New Jersey’s B.L. England coal plant to finally close in May

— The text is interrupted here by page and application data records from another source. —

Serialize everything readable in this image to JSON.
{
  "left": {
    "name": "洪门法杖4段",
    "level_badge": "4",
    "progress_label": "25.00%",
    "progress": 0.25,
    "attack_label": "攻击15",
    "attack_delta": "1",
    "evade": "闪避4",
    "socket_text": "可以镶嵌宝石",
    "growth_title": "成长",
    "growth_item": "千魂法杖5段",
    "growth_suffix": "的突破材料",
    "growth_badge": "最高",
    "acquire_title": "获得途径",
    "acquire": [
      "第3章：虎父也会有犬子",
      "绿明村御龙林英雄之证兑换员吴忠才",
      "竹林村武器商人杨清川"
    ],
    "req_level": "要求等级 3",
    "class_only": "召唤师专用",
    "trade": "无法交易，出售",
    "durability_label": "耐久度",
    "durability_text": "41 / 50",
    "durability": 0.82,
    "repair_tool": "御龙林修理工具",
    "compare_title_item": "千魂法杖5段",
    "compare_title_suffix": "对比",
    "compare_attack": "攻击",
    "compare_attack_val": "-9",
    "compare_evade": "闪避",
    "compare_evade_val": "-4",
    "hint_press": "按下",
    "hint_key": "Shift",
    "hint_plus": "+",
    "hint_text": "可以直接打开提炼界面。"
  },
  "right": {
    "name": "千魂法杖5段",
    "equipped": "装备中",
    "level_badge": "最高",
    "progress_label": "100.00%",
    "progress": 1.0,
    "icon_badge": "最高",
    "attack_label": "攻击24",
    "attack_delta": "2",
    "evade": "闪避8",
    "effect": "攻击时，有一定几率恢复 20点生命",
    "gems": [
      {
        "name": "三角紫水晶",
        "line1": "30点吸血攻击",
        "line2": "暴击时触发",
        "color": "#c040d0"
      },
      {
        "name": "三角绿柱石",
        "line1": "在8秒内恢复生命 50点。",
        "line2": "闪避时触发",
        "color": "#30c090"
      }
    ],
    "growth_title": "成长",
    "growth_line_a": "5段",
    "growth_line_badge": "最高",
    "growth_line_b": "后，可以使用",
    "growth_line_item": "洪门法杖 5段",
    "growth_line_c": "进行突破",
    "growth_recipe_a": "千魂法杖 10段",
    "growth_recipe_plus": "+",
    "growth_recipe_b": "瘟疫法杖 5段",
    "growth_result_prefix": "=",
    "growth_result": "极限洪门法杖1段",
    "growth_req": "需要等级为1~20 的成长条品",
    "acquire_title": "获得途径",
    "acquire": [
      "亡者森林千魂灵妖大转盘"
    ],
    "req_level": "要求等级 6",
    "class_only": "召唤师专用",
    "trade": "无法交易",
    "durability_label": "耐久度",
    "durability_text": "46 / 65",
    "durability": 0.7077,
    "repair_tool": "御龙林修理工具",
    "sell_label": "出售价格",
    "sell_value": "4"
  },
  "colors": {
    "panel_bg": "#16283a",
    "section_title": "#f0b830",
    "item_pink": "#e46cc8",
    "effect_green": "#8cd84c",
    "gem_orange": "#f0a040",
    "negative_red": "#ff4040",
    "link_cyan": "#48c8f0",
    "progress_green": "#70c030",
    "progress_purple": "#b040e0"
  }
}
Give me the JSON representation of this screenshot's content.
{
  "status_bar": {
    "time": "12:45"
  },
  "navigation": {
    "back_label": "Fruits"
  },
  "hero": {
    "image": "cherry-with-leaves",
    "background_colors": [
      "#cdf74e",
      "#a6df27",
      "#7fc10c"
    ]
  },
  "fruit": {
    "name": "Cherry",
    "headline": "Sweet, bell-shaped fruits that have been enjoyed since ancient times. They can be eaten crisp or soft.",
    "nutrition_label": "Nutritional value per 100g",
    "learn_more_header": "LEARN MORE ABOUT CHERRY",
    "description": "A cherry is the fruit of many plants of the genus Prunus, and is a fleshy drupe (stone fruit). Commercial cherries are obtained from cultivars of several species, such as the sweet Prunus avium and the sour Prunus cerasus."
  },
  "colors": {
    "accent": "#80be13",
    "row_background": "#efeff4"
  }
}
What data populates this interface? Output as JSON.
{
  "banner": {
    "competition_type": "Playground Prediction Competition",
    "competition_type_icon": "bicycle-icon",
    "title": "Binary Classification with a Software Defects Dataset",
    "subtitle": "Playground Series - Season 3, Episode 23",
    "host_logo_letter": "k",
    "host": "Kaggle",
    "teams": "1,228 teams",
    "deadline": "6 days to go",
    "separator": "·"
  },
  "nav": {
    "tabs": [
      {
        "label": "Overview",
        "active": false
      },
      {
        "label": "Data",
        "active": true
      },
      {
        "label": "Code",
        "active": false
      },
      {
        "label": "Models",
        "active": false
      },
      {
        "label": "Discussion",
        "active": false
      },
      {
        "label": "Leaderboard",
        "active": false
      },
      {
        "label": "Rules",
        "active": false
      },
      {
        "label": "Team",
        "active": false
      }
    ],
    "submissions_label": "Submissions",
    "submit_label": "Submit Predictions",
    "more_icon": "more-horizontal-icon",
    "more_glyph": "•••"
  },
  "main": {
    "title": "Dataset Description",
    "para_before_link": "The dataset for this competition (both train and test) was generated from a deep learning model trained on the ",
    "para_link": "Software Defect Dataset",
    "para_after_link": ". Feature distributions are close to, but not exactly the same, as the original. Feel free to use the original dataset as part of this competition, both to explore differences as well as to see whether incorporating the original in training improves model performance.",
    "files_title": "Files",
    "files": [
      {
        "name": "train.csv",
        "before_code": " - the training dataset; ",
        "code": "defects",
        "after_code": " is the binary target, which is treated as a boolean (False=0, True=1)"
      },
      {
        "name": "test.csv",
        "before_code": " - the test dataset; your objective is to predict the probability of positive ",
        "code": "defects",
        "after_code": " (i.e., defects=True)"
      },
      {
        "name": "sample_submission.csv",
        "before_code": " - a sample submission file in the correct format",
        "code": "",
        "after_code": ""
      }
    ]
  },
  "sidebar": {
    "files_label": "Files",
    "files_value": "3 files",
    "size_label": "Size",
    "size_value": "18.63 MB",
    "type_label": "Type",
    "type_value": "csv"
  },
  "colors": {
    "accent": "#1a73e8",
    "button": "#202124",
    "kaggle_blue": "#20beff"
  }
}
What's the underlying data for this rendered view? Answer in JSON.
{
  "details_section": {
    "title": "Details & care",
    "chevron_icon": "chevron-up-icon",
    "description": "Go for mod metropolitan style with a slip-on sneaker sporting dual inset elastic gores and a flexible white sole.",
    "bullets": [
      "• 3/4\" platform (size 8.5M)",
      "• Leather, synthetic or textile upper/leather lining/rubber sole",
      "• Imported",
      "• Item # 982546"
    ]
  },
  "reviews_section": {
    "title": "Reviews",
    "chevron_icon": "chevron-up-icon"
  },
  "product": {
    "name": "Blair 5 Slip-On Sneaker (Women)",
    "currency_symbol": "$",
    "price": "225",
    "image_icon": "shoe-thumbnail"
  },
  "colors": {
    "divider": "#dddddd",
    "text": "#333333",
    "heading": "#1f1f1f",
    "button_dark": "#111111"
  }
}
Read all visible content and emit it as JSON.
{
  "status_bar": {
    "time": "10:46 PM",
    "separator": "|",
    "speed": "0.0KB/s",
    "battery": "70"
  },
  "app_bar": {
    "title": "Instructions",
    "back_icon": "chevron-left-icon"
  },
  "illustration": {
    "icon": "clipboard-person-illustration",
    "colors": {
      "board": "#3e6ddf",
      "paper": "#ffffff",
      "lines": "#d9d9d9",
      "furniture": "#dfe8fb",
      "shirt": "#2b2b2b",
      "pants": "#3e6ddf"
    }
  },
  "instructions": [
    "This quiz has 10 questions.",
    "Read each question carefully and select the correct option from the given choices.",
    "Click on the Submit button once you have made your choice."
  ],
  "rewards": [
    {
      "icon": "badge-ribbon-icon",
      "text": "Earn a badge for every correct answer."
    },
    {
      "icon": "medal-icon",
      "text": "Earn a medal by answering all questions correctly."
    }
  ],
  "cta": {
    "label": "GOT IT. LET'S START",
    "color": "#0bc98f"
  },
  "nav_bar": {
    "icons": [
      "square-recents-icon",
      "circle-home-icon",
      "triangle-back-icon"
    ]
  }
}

first_img FacebookTwitterLinkedInEmailPrint分享The Press of Atlantic City:Will the 368-acre site of the B.L. England electric plant, due to close in May, become a hub for offshore wind developers — a place for them to feed their power into the grid? Or could its waterfront on the southern rim of the Great Egg Harbor Bay be used for recreation, after almost 60 years as a power plant?Russell Arlotta, of owner Rockland Capital’s R.C. Cape May Holdings, said he cannot speak to specific uses of the site in the future.  “We have no firm plans, and are not prepared to comment on that,” Arlotta said. But he said a cleanup will be completed by the end of 2019.R.C. Cape May announced Feb. 28 it was abandoning plans to repower the plant. It will close in May under an agreement with the state, which required it to either repower or close because its outdated technology released too much pollution into the air.The Danish offshore wind company Orsted, which holds a lease to develop a wind farm off Atlantic City, has said it is looking at the site as a potential place to bring its electricity to market if it wins ratepayer subsidy. But it is also considering hooking into the grid at the former Oyster Creek nuclear plant site in Ocean County.Sierra Club New Jersey Director Jeff Tittel said his organization has been fighting to close the B.L. England plant — which was the oldest coal-fired plant in New Jersey when it was in operation — for more than 20 years.“We started fighting B.L. England in 1998, when they put in a new boiler,” said Tittel. The modification meant the plant was no longer grandfathered under the Clean Air Act, he said.  “It was a 21-year battle. At the end of the day, we won,” said Tittel. “It would be great to see it as a facility for offshore wind. For me, it’s a major victory when you think of where we were in 1998.”More: What’s next for B.L. England plant site? First, a cleanup. New Jersey’s B.L. England coal plant to finally close in Maylast_img read more